Curiosity or Fault-Finding

discernThe Pharisees and Sadducees approached, and as a test, asked Him to show them a sign from heaven. He answered them: “When evening comes you say, ‘It will be good weather because the sky is red.’ And in the morning, ‘Today will be stormy because the sky is red and threatening.’ You know how to read the appearance of the sky, but you can’t read the signs of the times. An evil and adulterous generation demands a sign, but no sign will be given to it except the sign of Jonah.” Then He left them and went away. (Matthew 16:1-4)

We need to be able to discern when people approach us with authentic curiosity and when they are only testing to find fault.

But notice how Jesus called them out. Here were people who were ready to recognize signs in nature, but look past the truth of Jesus right in front of them. That’s often the case today. People are willing to accept certain prophecies and signs and ideas that line up with their beliefs but can’t see truth in front of them. I suppose we’re all like that a bit. Our filters can get mixed up and clogged.

Hence, the need for discernment, which is sort of like keeping our filters clean and ready to sift through everything that comes our way.

 

We Rage Because We’re Lazy

humilityI got involved in a social media “conversation” a while back that had an important discussion at stake. It was an invitation to listen to different perspectives and try to understand each other. It was an opportunity to consider solutions that might actually yield results if we could work together. But how can we expect to come together as a nation, state, community, family, church, workplace, and the list goes on, if we are only willing to toxically spew why we’re right and how everyone else is wrong? Our solutions are so easy…

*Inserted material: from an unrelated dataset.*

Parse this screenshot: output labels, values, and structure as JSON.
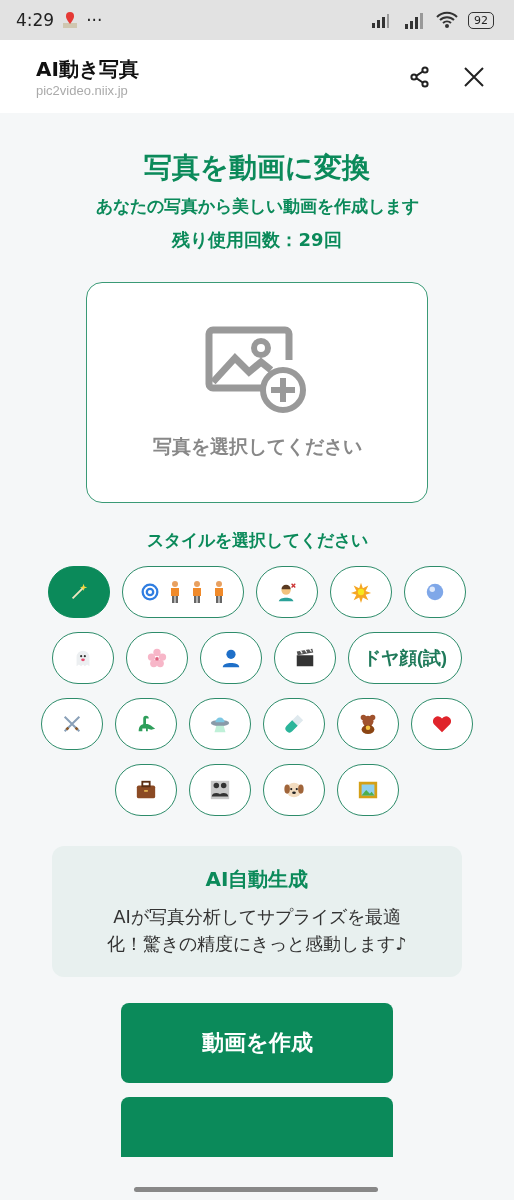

If people would only raise their children right…

If people would only believe the right things…

If we could just get rid of “stupid”…(I’m not kidding. That was actually a suggestion! I refrained from giving my response to that one.)

We often rage because we’re too lazy to lament about the woes of something. We don’t want to feel the personal pain that results from a choice, situation, or act. We want to distance ourselves enough from it so we can come up with a solution that neatly fits without complications of reality. We don’t want to dip our toes into humility enough to consider–let alone admit–that we might be wrong, even if it’s just a little bit.

There’s a place for passion. There’s even a place for anger when injustices need to be confronted. But let’s use our filters and our brains. Let’s be responsible enough to engage in humble, intelligent, God-honoring, respectful conversations with people, especially people different than ourselves.

Will you join me? We can hold each other accountable.

 

What’s Your Filter?

Cupofdirtywater_zps02c58d15We all use filters. Yes, even those people who we’d say don’t have filters…the people who seem to have a direct link from their minds to their mouths. Others, who rarely share their opinions, might say they have the “proper” filter, only speaking when it’s absolutely essential. Perhaps you filter things through your experiences, counseling perspective, education, culture, and the list goes on. It’s important to know your filters, because if your filters are faulty, or even if the priorities of your filters are out of order, what you end up with at the end of the trail of filters won’t be as pure as you trust it to be.

For example, perhaps you’ve learned some great tools through counseling. When a problem arises, you return to those tools and the things you’ve learned and filter the problem through them. If the straining process resolves the issue, that’s all you need. You consider the solution a success.

Or, perhaps an issue comes up, and you can tie it to your education. You can chart the flow of information or organization because of what you’ve been taught, so as you strain the issue through your education, it all pretty much falls into place and makes sense. You can explain it, so from your perspective, the issue is resolved.

Maybe you find yourself in a situation that reminds you of a past experience. You remember what worked and what didn’t, so you determine how to respond based on what makes sense from past experiences, good and bad.

Learning from counseling, education, and experiences is important, even essential, to moving forward in life at times. Yet if they’re your primary filters, you’re missing out on something. Until our primary filters are God’s Word, we’re going to let some things through that aren’t His truth, and we might filter some things out that are. God’s Word has to be the first filter, not the last resort. We can’t run to it as a self-help book when we’ve exhausted all our other resources. It’s the top filter, where we initially pour our problems, issues, relationships, and questions. All other filters are secondary.

Know your filters. Don’t just assume because you are a Christian, you stand firmly on God’s Word in all situations and relationships. You might say you fully trust God, but do you, really? Are you letting Him consume every single moment of your life, every decision you make? Do you run to Him before anything and everyone else, then trust Him to guide you to the right resources and people He’s placed in your life? If you trust Him, really trust Him. And if you don’t, you can start right now, today, by asking Him to begin filtering every aspect of your life. You can depend on Him.

For you, God, tested us; you refined us like silver. (Psalm 66:10)